Just for example, let's take a 6horse race. You decide that Bingo Boy looks the best prospect; he's in form, ran a nice 2nd last start and has gone up only a half kilo. As well, he's in a good stable and has a top rider aboard.

Drummer Dick is your next fancy; he showed pace and fought on well last start and he's won three races at the track and distance. Then there's Pearly Girl, who is dropping in class and has beaten better fields than this one.

The other three are more or less ranked around the same, though one of them, Swallow, appeals as an improver and had her last race only 5 days earlier when she ran 4th, running on from the rear. You do your initial figures:

Bingo Boy40
Drummer Dick35
Pearly Girl25
Angel Face10
Mighty Mo10

Add them up and you find your preliminary total is 140. Obviously, some readjustments are needed. Perhaps you have over-rated the top chances, and also you need to adjust the outsiders. This is the time to take another look at the race.

You might decide you have given Bingo Boy too much of the pie. You slip him back to 35. So far as Drummer Dick is concerned, you think he, too, could do with some cropping, so you slip 5 points off him, too.

Pearly Girl still makes strong appeal, and you check her form again and reckon she could still win the race 25 times in every 100, so you leave her at 25. Now you must start to be seriously concerned about your estimations with the other three runners.

You snip 5 points from each of them. Your market is now starting to look far more realistic.
It now stands at:

Bingo Boy35
Drummer Dick30
Pearly Girl25
Angel Face5
Mighty Mo5

The total now has dropped to 115. Suddenly, your market looks close to finalisation.

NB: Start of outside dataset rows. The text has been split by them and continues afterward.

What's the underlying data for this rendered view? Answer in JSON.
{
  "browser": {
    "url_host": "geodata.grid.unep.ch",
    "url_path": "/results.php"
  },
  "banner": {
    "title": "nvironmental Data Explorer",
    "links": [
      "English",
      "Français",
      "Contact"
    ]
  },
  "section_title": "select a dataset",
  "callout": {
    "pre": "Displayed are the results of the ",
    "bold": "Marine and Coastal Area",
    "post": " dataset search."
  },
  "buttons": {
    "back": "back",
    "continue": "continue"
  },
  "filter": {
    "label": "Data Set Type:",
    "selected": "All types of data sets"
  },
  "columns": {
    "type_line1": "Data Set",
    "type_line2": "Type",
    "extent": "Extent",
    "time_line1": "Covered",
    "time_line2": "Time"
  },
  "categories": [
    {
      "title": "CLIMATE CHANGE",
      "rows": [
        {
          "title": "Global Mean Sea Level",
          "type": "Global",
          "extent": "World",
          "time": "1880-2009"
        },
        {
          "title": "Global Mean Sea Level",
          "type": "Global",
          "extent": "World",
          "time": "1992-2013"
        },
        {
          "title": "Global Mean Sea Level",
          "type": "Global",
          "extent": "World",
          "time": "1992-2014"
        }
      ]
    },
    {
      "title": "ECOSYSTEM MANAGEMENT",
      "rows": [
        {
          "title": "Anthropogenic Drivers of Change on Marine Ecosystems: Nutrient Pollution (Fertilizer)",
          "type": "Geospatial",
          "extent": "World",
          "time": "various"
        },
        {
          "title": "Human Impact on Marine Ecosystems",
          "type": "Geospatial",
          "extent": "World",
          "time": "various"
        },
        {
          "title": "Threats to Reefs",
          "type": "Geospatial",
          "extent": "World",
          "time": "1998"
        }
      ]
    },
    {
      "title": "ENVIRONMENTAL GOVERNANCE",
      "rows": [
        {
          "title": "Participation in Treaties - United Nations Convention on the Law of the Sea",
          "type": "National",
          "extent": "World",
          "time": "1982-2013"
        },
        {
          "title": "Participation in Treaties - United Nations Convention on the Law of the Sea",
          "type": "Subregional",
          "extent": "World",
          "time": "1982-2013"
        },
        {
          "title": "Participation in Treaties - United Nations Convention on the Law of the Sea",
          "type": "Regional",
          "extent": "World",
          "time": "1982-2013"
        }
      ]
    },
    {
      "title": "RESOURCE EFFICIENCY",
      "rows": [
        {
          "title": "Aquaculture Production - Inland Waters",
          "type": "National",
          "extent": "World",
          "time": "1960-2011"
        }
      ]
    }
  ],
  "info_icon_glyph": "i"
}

Just a bit of trimming here and there will see you right.

You decide that Bingo Boy can be eased to 33, Drummer Dick goes to 29, Pearly Girl to 20, Swallow to 12, and Angel Face and Mighty Mo to 3 each. Finally, your market has been appraised and reappraised and you have a 100 per cent total. The final prices, then, using the percentages-prices' chart on Page 39, are as follows:

2/1Bingo Boy
5/2Drummer Dick
4/1Pearly Girl
30/1Angel Face
30/1Mighty Mo

But there is still a final 'review' to be undertaken. You have your 100 per cent market, but perhaps there is still something you would like to change, even if slightly. Okay, look at the form again, think deeply about it, check each price and see if you are completely happy.

Have you perhaps gone 'off' Bingo Boy too much and given Drummer Dick too much leeway?

Are they too closely priced? It could be you decide on one more adjustment - you decide that Bingo Boy's price should really be 7/4 (37), while Drummer Dick's can be eased to 3/1 (25).

Your assessed market is still totalling 100, but now you are happy with the prices and ready to test your handicapping and pricing against everyone else's.

Your final price line is as follows:

7/4Bingo Boy
3/1Drummer Dick
4/1Pearly Girl
30/1Angel Face
30/1Mighty Mo

It could be that on raceday, Bingo Boy is offered at a value price, or perhaps he is far too short in the betting, while Drummer Dick is offered at, say, 5/1 and becomes a nice overlay offering.

Often, you will find that your assessments are very much in line with those of everyone else, and that value is not there. Other times, your assessment of a horse will throw up an enormous overlay but you find the public is right and you are wrong!

But other times, your assessment can be spot-on and the public dead wrong, and this is when you can step in and back your under-rated selection with confidence and make a killing.

Let's suppose that in the example I have given that the public didn't give Bingo Boy anywhere near as strong a chance as you did? In the final minutes, you see Bingo Boy offered at 5/1, while Drummer Dick and Pearly Girl are both at quotes well below your assessments.

You now have a big overlay with Bingo Boy. Remember, you spent a lot of time analysing the race, you adjusted and readjusted, and you have confidence in your odds. The bet, then, is on Bingo Boy at a price that you believe is well over its estimated 'true' chance.

This is the ultimate joy of making your own priceline - capitalising on your skills as an odds-decider, picking up the profits when you are validated, and the public is sent sprawling.

Use the following bookmakers' percentage table to work out the odds for each runner. All figures should total 100 for a race.


By Richard Hartley Jnr